RALEIGH — Republicans leading the General Assembly and the executive branch find themselves in an intraparty tug-of-war over relatively low-key legislation that may reveal who’s got political strength in Raleigh and let Gov. Pat McCrory display some independence.
The legislature reconvenes Tuesday to consider whether to override two McCrory vetoes on bills requiring government drug testing of some welfare applicants and broadening exceptions for employers required to confirm whether new employees can work in the country.
Both bills passed the House and Senate by comfortable veto-proof margins in July. While a couple of legislators have suggested they’ll change their minds, GOP leaders in both chambers sound ready to override the new governor on his first-ever vetoes.
“We’re still on track as far as I know … the votes are there,” said House Majority Whip Mike Hager, R-Rutherford. “We have a responsibility to the people the state to pass what we think is good legislation.”
A veto override requires yes votes from three-fifths of the members present in each chamber. Tuesday’s discussion will begin in the House. Jordan Shaw, a spokesman for House Speaker Thom Tillis, R-Mecklenburg, wouldn’t say late last week what Tillis would do but downplayed the disagreements, saying McCrory signed hundreds of bills into law this year. “That’s a good batting average,” he said.
On the Senate side, Amy Auth with chamber leader Republican Phil Berger’s office said that while the House must make override decisions, “both pieces of legislation passed the Senate with overwhelming bipartisan support.”
McCrory’s public lobbying effort to preserve the vetoes, which included accusing Republican lawmakers on Facebook of passing “job-killing” legislation, didn’t earn him favors with lawmakers.
Republican lawmakers overrode 11 of the 19 vetoes Democratic Gov. Beverly Perdue sent them in 2011 and 2012, negating vetoes on two state budgets, abortion restrictions and fracking legislation.
McCrory’s vetoed bills lack the prominence of those Perdue vetoed, evoking instead vetoes Democratic Gov. Mike Easley issued while Democrats largely controlled the legislature last decade. Only one Easley veto was overridden on a bill about boat-towing rules.
McCrory may benefit regardless of Tuesday’s outcome by portraying himself as someone willing to challenge the legislature. He’s been criticized by some for enabling the General Assembly by signing a law directing new abortion clinic rules and an elections overhaul that went beyond voter identification requirements he sought.
The vetoes may be “a genuine expression of his view on the issues (but) it’s probably also some kind of political value,” said Andrew Taylor, a political science professor at North Carolina State University. McCrory “may well be signaling to voters, particularly those that are not Republicans, that he’s not in lockstep with those guys at the General Assembly.”
McCrory said he vetoed the bills in the name of good government. “I don’t veto for the purpose of wins and losses or to seek control or power,” he said in a recent interview with The Associated Press.
The drug-testing bill requires the state to test Work First welfare program applicants or recipients whom the agency “reasonably suspects” are engaged in illegal drug use.
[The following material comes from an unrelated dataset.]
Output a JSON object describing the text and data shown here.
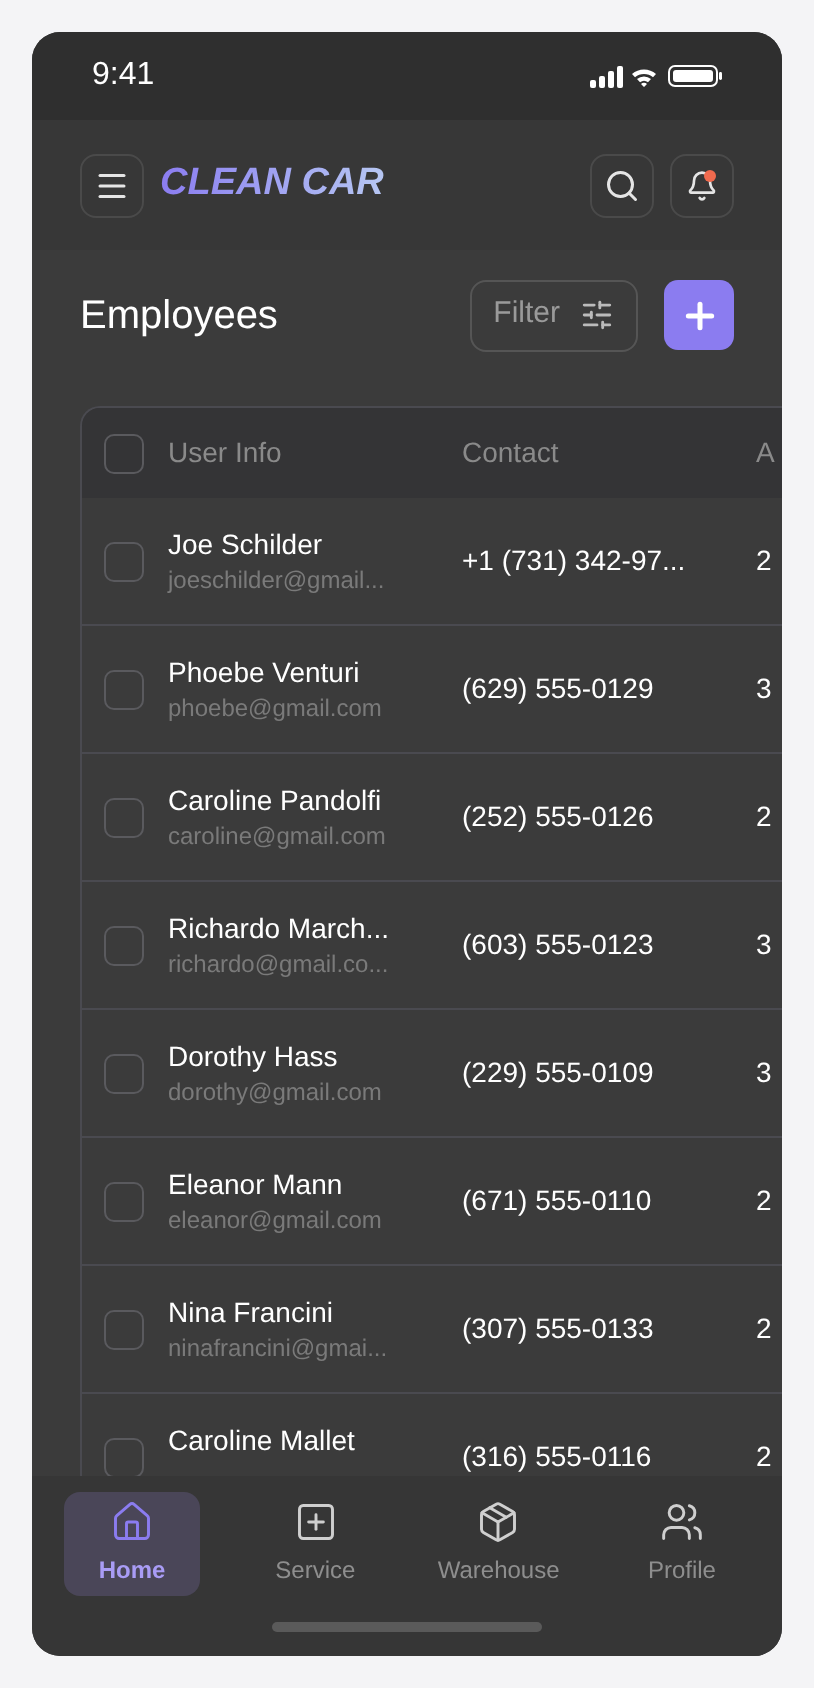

Bill supporters say it will ensure welfare funds are distributed wisely. McCrory said carrying out the bill would be expensive, won’t help many drug abusers and raises government intrusion issues. The American Civil Liberties Union praised the veto.
The immigration bill would exempt employers from counting temporary employees who work less than nine months in a calendar year while calculating whether they must utilize the federal E-Verify system. The current law exempted workers of no more than three months. McCrory said the legislation doesn’t just apply to agriculture — the intended focus of the bill — and will mean North Carolinians will lose out on jobs.
The agriculture industry, led by North Carolina Farm Bureau and state Agriculture Commissioner Steve Troxler, has sent letters to Tillis and Berger urging them to override the veto.
Specialty crop organizations — from growers of watermelons to Christmas trees —say the 90-day rule makes it hard for them to hire enough foreign workers, which already must show them documents to work. Native-born workers aren’t interested in field work, and the E-Verify and federal guest-worker programs add to their costs and paperwork, they say.
“Unless you are able to override the veto, the ‘jobs killed’ that the governor may actually realize are the family farms themselves,” leaders of the Tobacco Growers Association of North Carolina wrote.
McCrory’s office announced support for the exemption veto from six sheriffs, including those from Tillis and Berger’s home counties. The exemption will “lead to additional undocumented workers in the area and would greatly impact our schools, our hospitals, our roads and our local social programs,” Guilford County Sheriff BJ Barnes was quoted as saying in a McCrory release.